## Work request
Below is a set of records; reproduce them exactly without their pictures.

★ ★ ★ ★ ★

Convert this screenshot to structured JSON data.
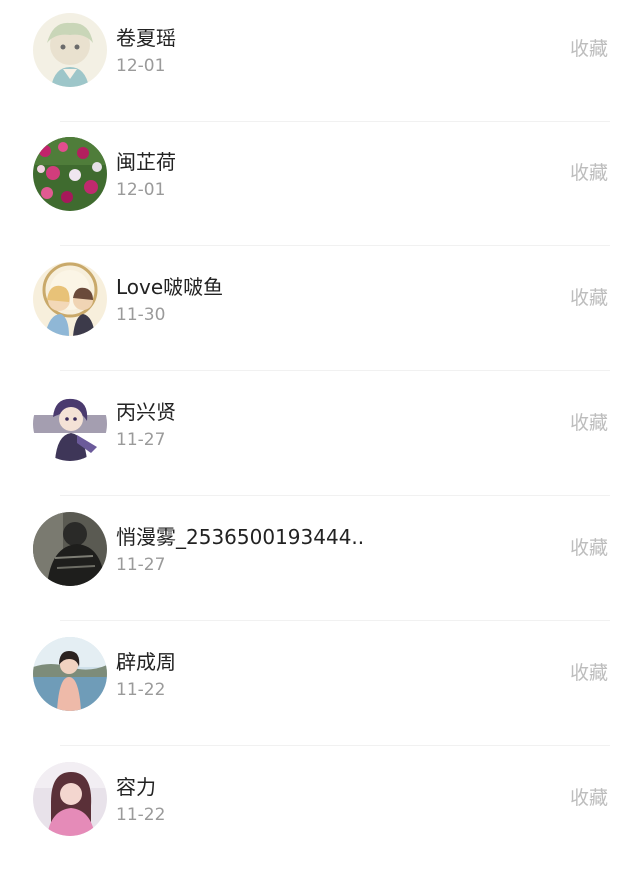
{
  "list": {
    "items": [
      {
        "name": "卷夏瑶",
        "date": "12-01",
        "action": "收藏"
      },
      {
        "name": "闽芷荷",
        "date": "12-01",
        "action": "收藏"
      },
      {
        "name": "Love啵啵鱼",
        "date": "11-30",
        "action": "收藏"
      },
      {
        "name": "丙兴贤",
        "date": "11-27",
        "action": "收藏"
      },
      {
        "name": "悄漫雾_2536500193444...",
        "date": "11-27",
        "action": "收藏"
      },
      {
        "name": "辟成周",
        "date": "11-22",
        "action": "收藏"
      },
      {
        "name": "容力",
        "date": "11-22",
        "action": "收藏"
      }
    ]
  }
}
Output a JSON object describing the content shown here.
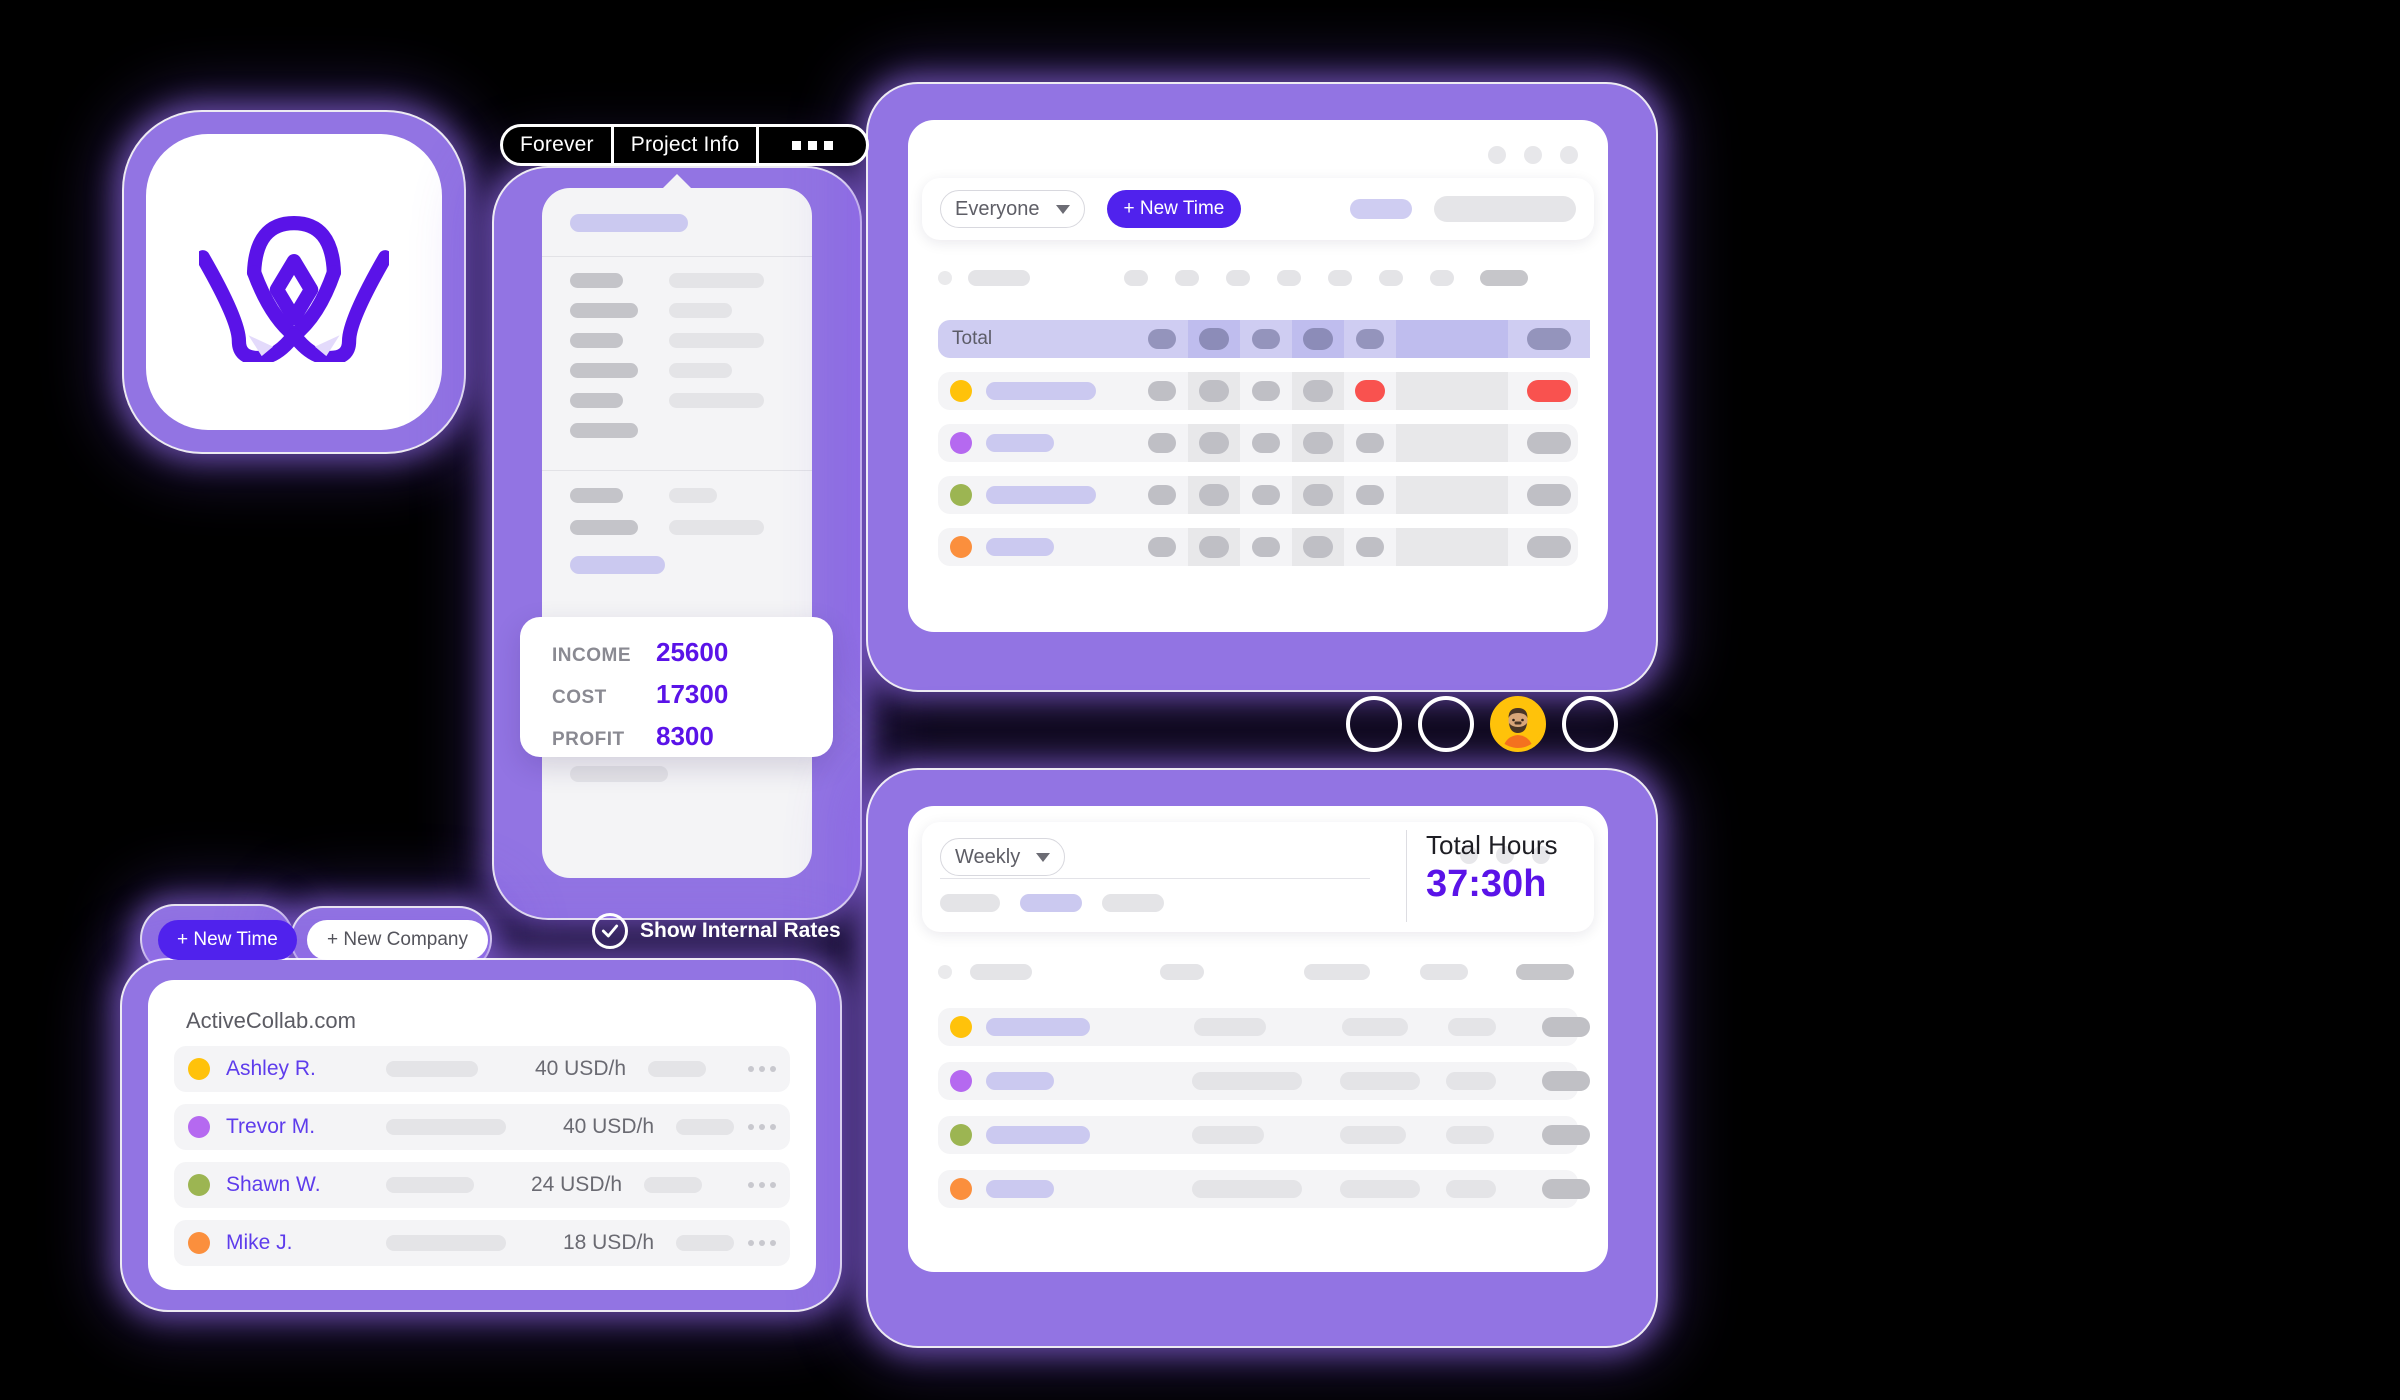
{
  "brand": {
    "accent": "#5022ED",
    "accent_deep": "#5A13E8",
    "frame": "#9274E3",
    "logo_name": "activecollab-logo"
  },
  "tooltip_bar": {
    "segments": [
      "Forever",
      "Project Info"
    ],
    "more_icon": "ellipsis-icon"
  },
  "income_card": {
    "rows": [
      {
        "label": "INCOME",
        "value": "25600"
      },
      {
        "label": "COST",
        "value": "17300"
      },
      {
        "label": "PROFIT",
        "value": "8300"
      }
    ]
  },
  "internal_rates": {
    "label": "Show Internal Rates",
    "checked": true,
    "icon": "check-circle-icon"
  },
  "quick_actions": {
    "new_time": "+ New Time",
    "new_company": "+ New Company"
  },
  "people_panel": {
    "title": "ActiveCollab.com",
    "rows": [
      {
        "name": "Ashley R.",
        "rate": "40 USD/h",
        "color": "#FFC20A"
      },
      {
        "name": "Trevor M.",
        "rate": "40 USD/h",
        "color": "#B569F0"
      },
      {
        "name": "Shawn W.",
        "rate": "24 USD/h",
        "color": "#9CB552"
      },
      {
        "name": "Mike J.",
        "rate": "18 USD/h",
        "color": "#FB8F3D"
      }
    ],
    "row_menu_icon": "ellipsis-icon"
  },
  "time_window": {
    "filter_label": "Everyone",
    "new_time_label": "+ New Time",
    "total_row_label": "Total",
    "window_dots_icon": "window-controls-icon",
    "caret_icon": "chevron-down-icon",
    "row_colors": [
      "#FFC20A",
      "#B569F0",
      "#9CB552",
      "#FB8F3D"
    ],
    "alert_color": "#F9524F"
  },
  "weekly_window": {
    "filter_label": "Weekly",
    "total_hours_label": "Total Hours",
    "total_hours_value": "37:30h",
    "window_dots_icon": "window-controls-icon",
    "caret_icon": "chevron-down-icon",
    "row_colors": [
      "#FFC20A",
      "#B569F0",
      "#9CB552",
      "#FB8F3D"
    ]
  },
  "avatar_cluster": {
    "count": 4,
    "active_index": 2,
    "active_icon": "user-avatar-bearded"
  }
}
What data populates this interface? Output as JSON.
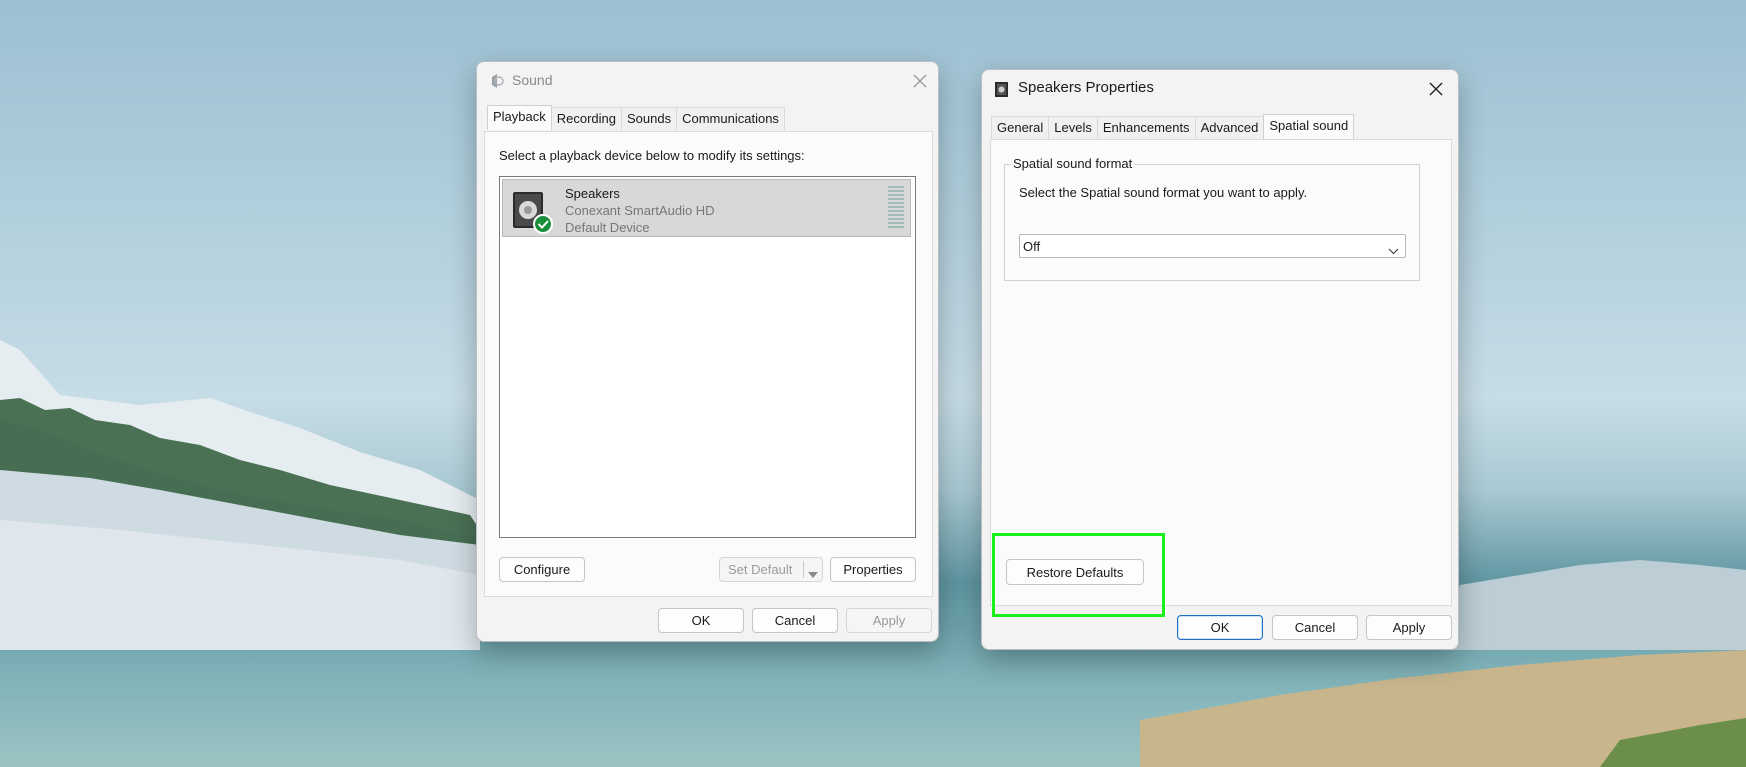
{
  "sound_window": {
    "title": "Sound",
    "tabs": [
      {
        "label": "Playback"
      },
      {
        "label": "Recording"
      },
      {
        "label": "Sounds"
      },
      {
        "label": "Communications"
      }
    ],
    "instruction": "Select a playback device below to modify its settings:",
    "device": {
      "name": "Speakers",
      "driver": "Conexant SmartAudio HD",
      "status": "Default Device"
    },
    "configure_label": "Configure",
    "set_default_label": "Set Default",
    "properties_label": "Properties",
    "ok_label": "OK",
    "cancel_label": "Cancel",
    "apply_label": "Apply"
  },
  "speakers_window": {
    "title": "Speakers Properties",
    "tabs": [
      {
        "label": "General"
      },
      {
        "label": "Levels"
      },
      {
        "label": "Enhancements"
      },
      {
        "label": "Advanced"
      },
      {
        "label": "Spatial sound"
      }
    ],
    "group_label": "Spatial sound format",
    "group_instruction": "Select the Spatial sound format you want to apply.",
    "format_value": "Off",
    "restore_defaults_label": "Restore Defaults",
    "ok_label": "OK",
    "cancel_label": "Cancel",
    "apply_label": "Apply"
  },
  "colors": {
    "highlight": "#1cf01c",
    "ok_border": "#1e6fbf",
    "default_check": "#1a8f3a"
  }
}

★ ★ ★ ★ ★

## Response to this task
Convert this screenshot to structured JSON data.
{
  "list": {
    "items": [
      {
        "name": "卷夏瑶",
        "date": "12-01",
        "action": "收藏"
      },
      {
        "name": "闽芷荷",
        "date": "12-01",
        "action": "收藏"
      },
      {
        "name": "Love啵啵鱼",
        "date": "11-30",
        "action": "收藏"
      },
      {
        "name": "丙兴贤",
        "date": "11-27",
        "action": "收藏"
      },
      {
        "name": "悄漫雾_2536500193444...",
        "date": "11-27",
        "action": "收藏"
      },
      {
        "name": "辟成周",
        "date": "11-22",
        "action": "收藏"
      },
      {
        "name": "容力",
        "date": "11-22",
        "action": "收藏"
      }
    ]
  }
}
Output a JSON object describing the content shown here.
{
  "brand": {
    "accent": "#5022ED",
    "accent_deep": "#5A13E8",
    "frame": "#9274E3",
    "logo_name": "activecollab-logo"
  },
  "tooltip_bar": {
    "segments": [
      "Forever",
      "Project Info"
    ],
    "more_icon": "ellipsis-icon"
  },
  "income_card": {
    "rows": [
      {
        "label": "INCOME",
        "value": "25600"
      },
      {
        "label": "COST",
        "value": "17300"
      },
      {
        "label": "PROFIT",
        "value": "8300"
      }
    ]
  },
  "internal_rates": {
    "label": "Show Internal Rates",
    "checked": true,
    "icon": "check-circle-icon"
  },
  "quick_actions": {
    "new_time": "+ New Time",
    "new_company": "+ New Company"
  },
  "people_panel": {
    "title": "ActiveCollab.com",
    "rows": [
      {
        "name": "Ashley R.",
        "rate": "40 USD/h",
        "color": "#FFC20A"
      },
      {
        "name": "Trevor M.",
        "rate": "40 USD/h",
        "color": "#B569F0"
      },
      {
        "name": "Shawn W.",
        "rate": "24 USD/h",
        "color": "#9CB552"
      },
      {
        "name": "Mike J.",
        "rate": "18 USD/h",
        "color": "#FB8F3D"
      }
    ],
    "row_menu_icon": "ellipsis-icon"
  },
  "time_window": {
    "filter_label": "Everyone",
    "new_time_label": "+ New Time",
    "total_row_label": "Total",
    "window_dots_icon": "window-controls-icon",
    "caret_icon": "chevron-down-icon",
    "row_colors": [
      "#FFC20A",
      "#B569F0",
      "#9CB552",
      "#FB8F3D"
    ],
    "alert_color": "#F9524F"
  },
  "weekly_window": {
    "filter_label": "Weekly",
    "total_hours_label": "Total Hours",
    "total_hours_value": "37:30h",
    "window_dots_icon": "window-controls-icon",
    "caret_icon": "chevron-down-icon",
    "row_colors": [
      "#FFC20A",
      "#B569F0",
      "#9CB552",
      "#FB8F3D"
    ]
  },
  "avatar_cluster": {
    "count": 4,
    "active_index": 2,
    "active_icon": "user-avatar-bearded"
  }
}
What data populates this interface? Output as JSON.
{
  "sound_window": {
    "title": "Sound",
    "tabs": [
      {
        "label": "Playback"
      },
      {
        "label": "Recording"
      },
      {
        "label": "Sounds"
      },
      {
        "label": "Communications"
      }
    ],
    "instruction": "Select a playback device below to modify its settings:",
    "device": {
      "name": "Speakers",
      "driver": "Conexant SmartAudio HD",
      "status": "Default Device"
    },
    "configure_label": "Configure",
    "set_default_label": "Set Default",
    "properties_label": "Properties",
    "ok_label": "OK",
    "cancel_label": "Cancel",
    "apply_label": "Apply"
  },
  "speakers_window": {
    "title": "Speakers Properties",
    "tabs": [
      {
        "label": "General"
      },
      {
        "label": "Levels"
      },
      {
        "label": "Enhancements"
      },
      {
        "label": "Advanced"
      },
      {
        "label": "Spatial sound"
      }
    ],
    "group_label": "Spatial sound format",
    "group_instruction": "Select the Spatial sound format you want to apply.",
    "format_value": "Off",
    "restore_defaults_label": "Restore Defaults",
    "ok_label": "OK",
    "cancel_label": "Cancel",
    "apply_label": "Apply"
  },
  "colors": {
    "highlight": "#1cf01c",
    "ok_border": "#1e6fbf",
    "default_check": "#1a8f3a"
  }
}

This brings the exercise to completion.